====== MATERIAL SHOWN ======
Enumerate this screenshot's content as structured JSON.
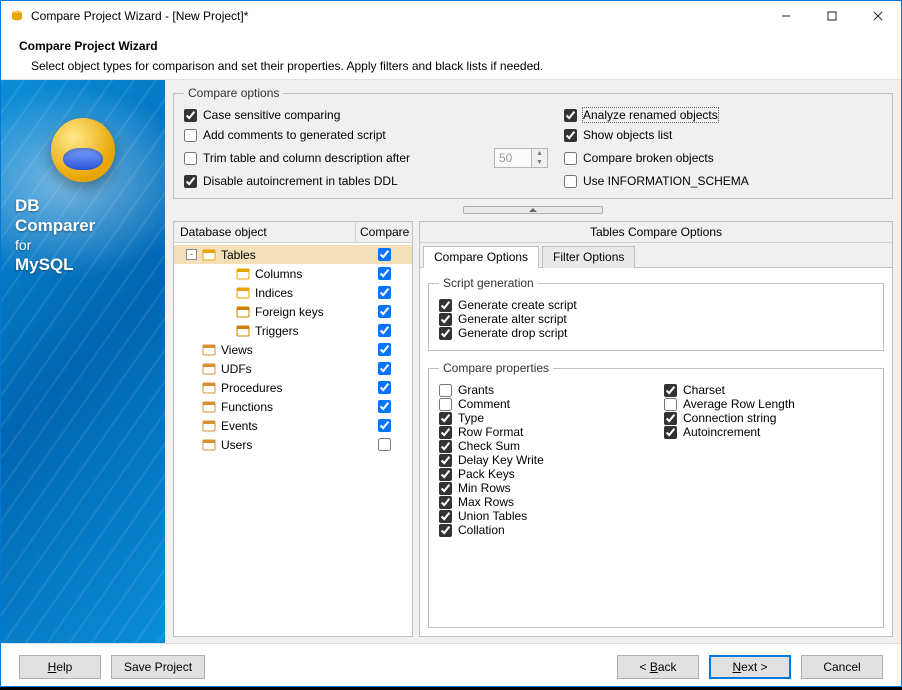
{
  "window": {
    "title": "Compare Project Wizard - [New Project]*",
    "header_title": "Compare Project Wizard",
    "header_sub": "Select object types for comparison and set their properties. Apply filters and black lists if needed."
  },
  "brand": {
    "line1": "DB",
    "line2": "Comparer",
    "for": "for",
    "line3": "MySQL"
  },
  "compare_options": {
    "legend": "Compare options",
    "left": [
      {
        "label": "Case sensitive comparing",
        "checked": true
      },
      {
        "label": "Add comments to generated script",
        "checked": false
      },
      {
        "label": "Trim table and column description after",
        "checked": false
      },
      {
        "label": "Disable autoincrement in tables DDL",
        "checked": true
      }
    ],
    "trim_value": "50",
    "right": [
      {
        "label": "Analyze renamed objects",
        "checked": true,
        "focus": true
      },
      {
        "label": "Show objects list",
        "checked": true
      },
      {
        "label": "Compare broken objects",
        "checked": false
      },
      {
        "label": "Use INFORMATION_SCHEMA",
        "checked": false
      }
    ]
  },
  "tree": {
    "col1": "Database object",
    "col2": "Compare",
    "items": [
      {
        "label": "Tables",
        "depth": 0,
        "exp": "-",
        "icon": "table",
        "checked": true,
        "selected": true
      },
      {
        "label": "Columns",
        "depth": 1,
        "exp": "",
        "icon": "columns",
        "checked": true
      },
      {
        "label": "Indices",
        "depth": 1,
        "exp": "",
        "icon": "index",
        "checked": true
      },
      {
        "label": "Foreign keys",
        "depth": 1,
        "exp": "",
        "icon": "fk",
        "checked": true
      },
      {
        "label": "Triggers",
        "depth": 1,
        "exp": "",
        "icon": "trigger",
        "checked": true
      },
      {
        "label": "Views",
        "depth": 0,
        "exp": "",
        "icon": "view",
        "checked": true
      },
      {
        "label": "UDFs",
        "depth": 0,
        "exp": "",
        "icon": "udf",
        "checked": true
      },
      {
        "label": "Procedures",
        "depth": 0,
        "exp": "",
        "icon": "proc",
        "checked": true
      },
      {
        "label": "Functions",
        "depth": 0,
        "exp": "",
        "icon": "func",
        "checked": true
      },
      {
        "label": "Events",
        "depth": 0,
        "exp": "",
        "icon": "event",
        "checked": true
      },
      {
        "label": "Users",
        "depth": 0,
        "exp": "",
        "icon": "user",
        "checked": false
      }
    ]
  },
  "right_panel": {
    "title": "Tables Compare Options",
    "tabs": [
      {
        "label": "Compare Options",
        "active": true
      },
      {
        "label": "Filter Options",
        "active": false
      }
    ],
    "script_gen": {
      "legend": "Script generation",
      "items": [
        {
          "label": "Generate create script",
          "checked": true
        },
        {
          "label": "Generate alter script",
          "checked": true
        },
        {
          "label": "Generate drop script",
          "checked": true
        }
      ]
    },
    "compare_props": {
      "legend": "Compare properties",
      "left": [
        {
          "label": "Grants",
          "checked": false
        },
        {
          "label": "Comment",
          "checked": false
        },
        {
          "label": "Type",
          "checked": true
        },
        {
          "label": "Row Format",
          "checked": true
        },
        {
          "label": "Check Sum",
          "checked": true
        },
        {
          "label": "Delay Key Write",
          "checked": true
        },
        {
          "label": "Pack Keys",
          "checked": true
        },
        {
          "label": "Min Rows",
          "checked": true
        },
        {
          "label": "Max Rows",
          "checked": true
        },
        {
          "label": "Union Tables",
          "checked": true
        },
        {
          "label": "Collation",
          "checked": true
        }
      ],
      "right": [
        {
          "label": "Charset",
          "checked": true
        },
        {
          "label": "Average Row Length",
          "checked": false
        },
        {
          "label": "Connection string",
          "checked": true
        },
        {
          "label": "Autoincrement",
          "checked": true
        }
      ]
    }
  },
  "footer": {
    "help": "Help",
    "save": "Save Project",
    "back": "< Back",
    "next": "Next >",
    "cancel": "Cancel"
  }
}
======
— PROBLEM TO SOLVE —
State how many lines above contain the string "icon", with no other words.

— OUTPUT FOR THIS TASK —
11